Christian Symbols: the Anchor
Part of a series about symbols of religious significance
by Rebecca Parkinson (revised, originally published in 2008)
Suitable for Whole School (Pri)
To consider the meaning of one of the symbols of Christianity – the anchor.
Preparation and materials
- Have available an image of an anchor and the means to display it during the assembly. An example is available at: https://tinyurl.com/yxmmh82a
- You will also need to have available the school crest or shield and the means to display it during the assembly.
- You may wish to use this assembly alongside others in the ‘Christian Symbols’ series:
- ‘Christian Symbols: the Fish’, available at: https://www.assemblies.org.uk/pri/3320/christian-symbols-the-fish
- If you are using this assembly as part of the ‘Christian Symbols’ series, remind the children of the symbols you have already considered. Explain that today, we are going to find out about one of the oldest known symbols used by Christians.
- Ask the children if they have ever been in a boat. Ask a few of them to tell you about their experiences.
Remind the children that the trade of fishing was very important in the time of Jesus and that many of Jesus’ followers were fishermen or the family of fishermen.
- Ask the children to close their eyes and imagine that they are in a boat. You could ask them to do the actions, too.
At first, they are sailing along, gently bobbing up and down in the water. Suddenly, the wind begins to blow more strongly and the waves grow bigger. They frantically row for the shore to save themselves from being blown off course – or worse, smashed on the rocks.

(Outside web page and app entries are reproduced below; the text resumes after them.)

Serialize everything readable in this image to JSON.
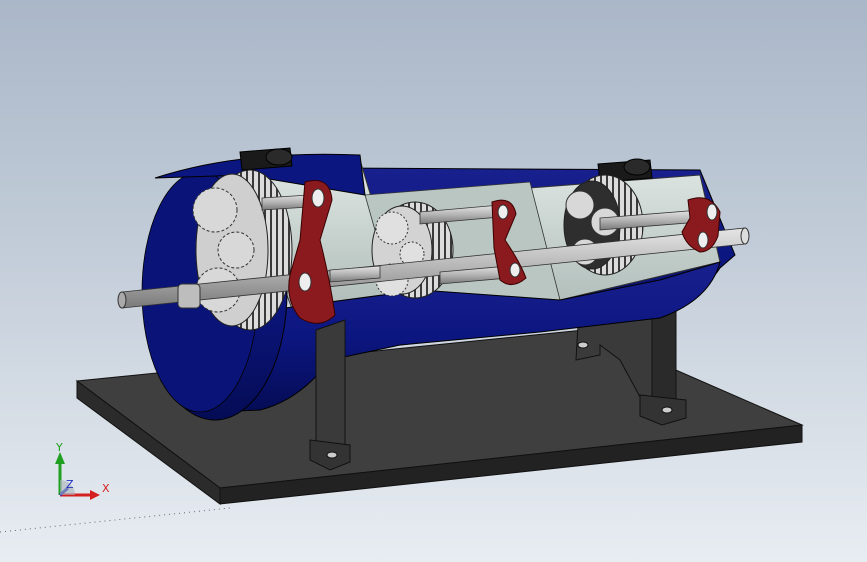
{
  "viewport": {
    "background_top": "#aab7c8",
    "background_bottom": "#e8edf2"
  },
  "model": {
    "housing_color": "#0a1478",
    "carrier_color": "#8b1a1e",
    "base_plate_color": "#3a3a3a",
    "shaft_color": "#c0c0c0",
    "gear_color": "#d9d9d9",
    "housing_inner_color": "#c8d4d0"
  },
  "triad": {
    "x_label": "X",
    "y_label": "Y",
    "z_label": "Z",
    "x_color": "#d42020",
    "y_color": "#20a020",
    "z_color": "#2030c0"
  }
}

The wind is too strong for them. Ask the children what they can do. Suggestions may include shouting for help or jumping in, but hopefully, someone will give you the answer you’re seeking: drop the anchor.

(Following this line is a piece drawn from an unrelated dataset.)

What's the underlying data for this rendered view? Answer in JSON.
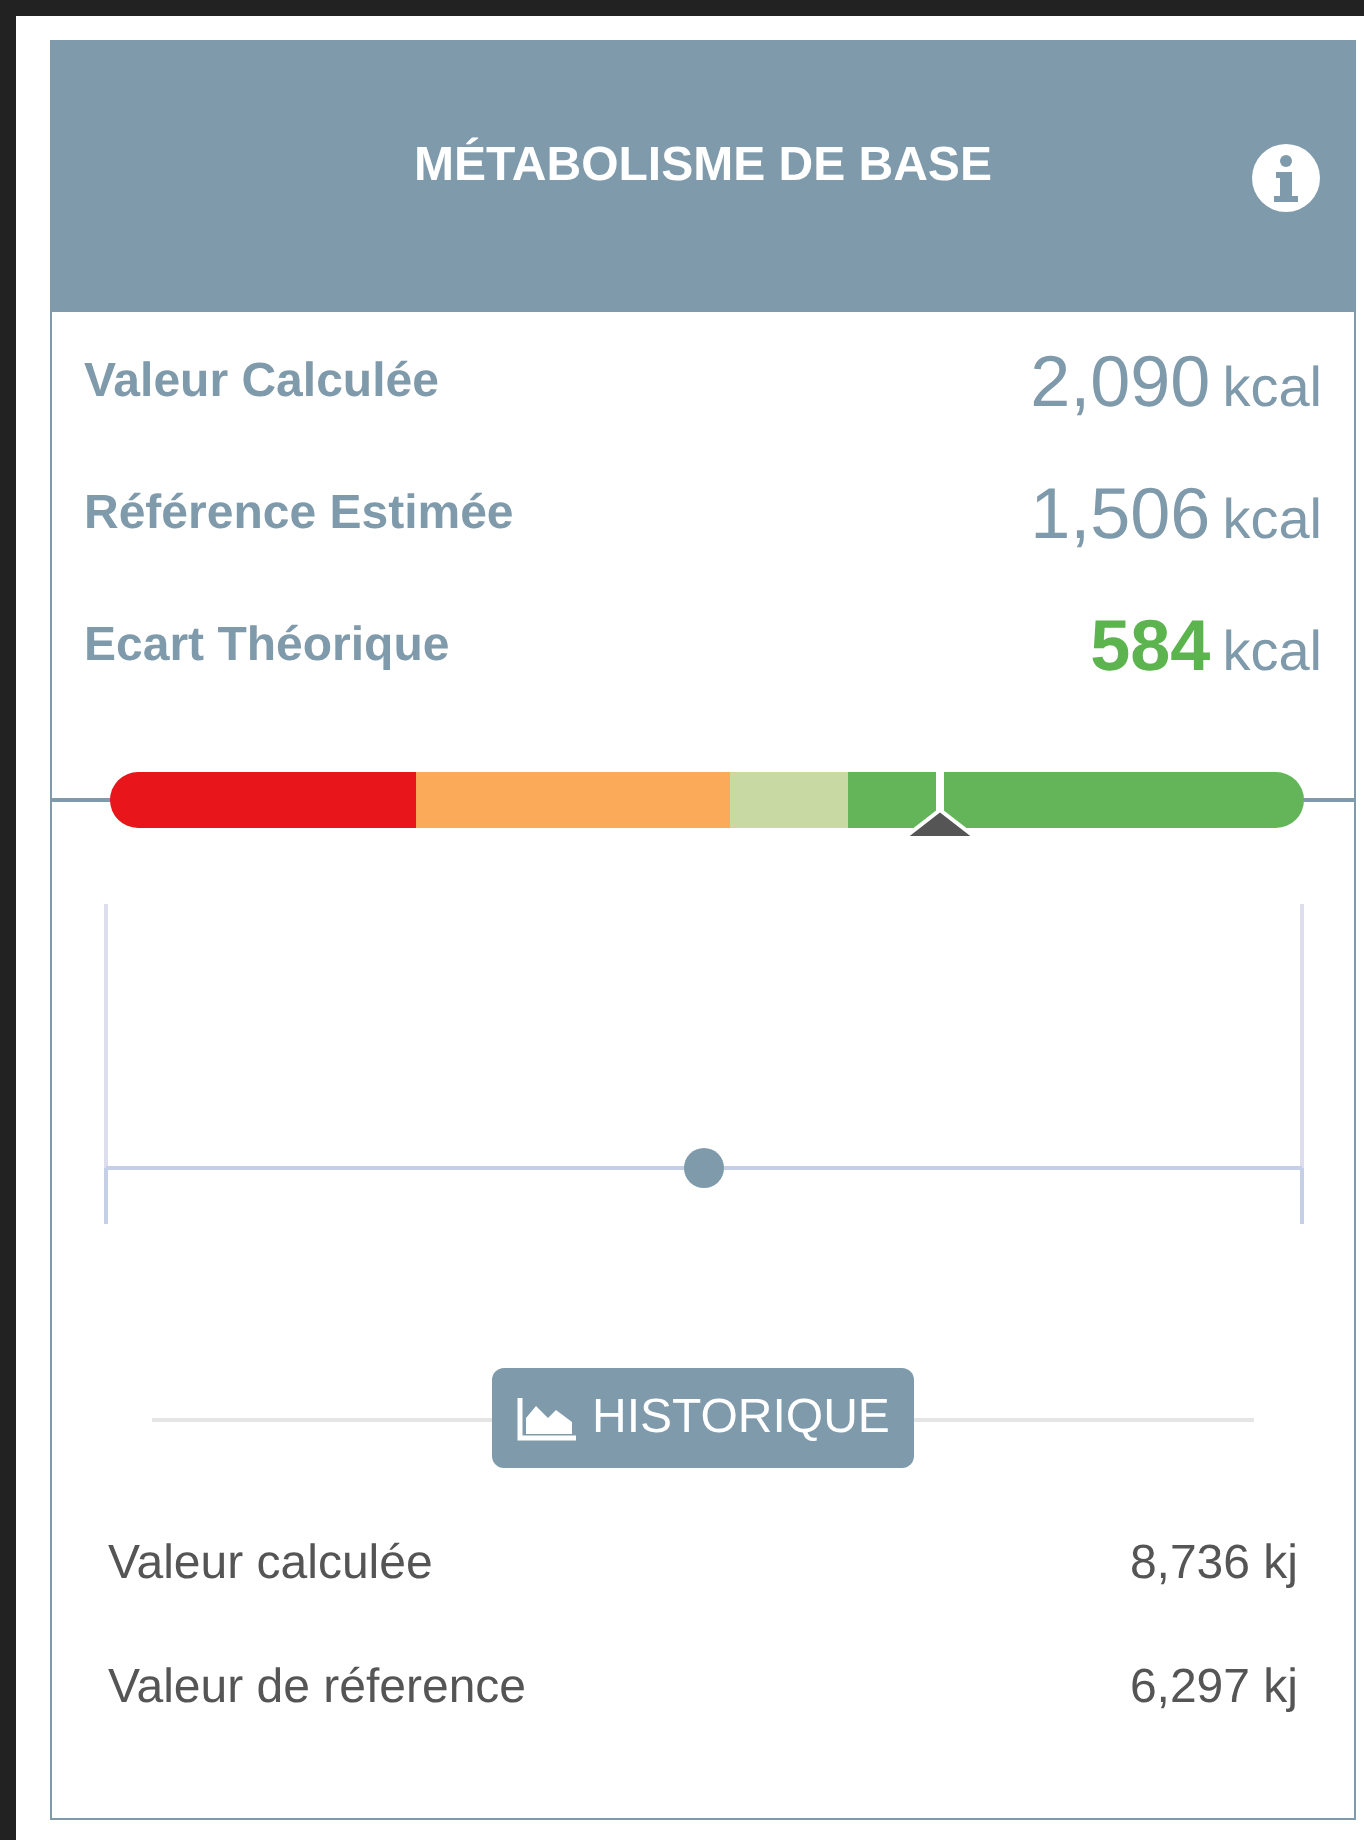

- Show the image of an anchor.
Explain that when the tombs (catacombs) of early Christians were first discovered in Rome, historians were interested to find that in many of them, an anchor image had been drawn on the walls or engraved in the rocks. The anchor had become a very early symbol of Christianity.
It is believed that the anchor was used as a Christian symbol for three main reasons.
- There is an obvious connection with the trade of fishing that was so widespread and important at the time of Jesus.
- An anchor holds a ship or boat in place and keeps it safe during storms. In the same way, the early Christians believed that Jesus was like an anchor that kept them safe when they went through difficult times. A verse in the Bible says, ‘We have an anchor that keeps us safe and secure.’ (Hebrews 6.19)
- When Christianity began to spread, there were many places where the authorities were not happy and Christians had to keep their beliefs secret. Another assembly in this series discusses how much Christians valued the symbol of the cross. They didn’t want to stop using it. However, they realized that by adding two extra lines at an angle to the bottom of a simple cross, you formed an anchor. The Christians thought that the anchor symbol would not be suspicious to the authorities, but still contained the symbol of the cross.
- If your school has a crest, shield or symbol, have it available for the children to see. Ask them why the symbols on the crest are important. What does the crest remind us of? In the same way as Christians use symbols to remind them of their faith in Jesus, we, too, have symbols in school that remind us of our school values and our responsibility to others.
Time for reflection
Encourage the children to close their eyes and think about the school crest, shield or symbol. Ask them to consider what it will remind them to do the next time they see it.
Pause to allow time for thought.
Ask the children what the school crest, shield or symbol might encourage them to do today.
Pause to allow time for thought.
The early Christians used symbols to remind themselves of you.
Please help us not to forget you
And to remember to care for those around us.
‘Go, tell it on the mountain’ (Come and Praise, 24)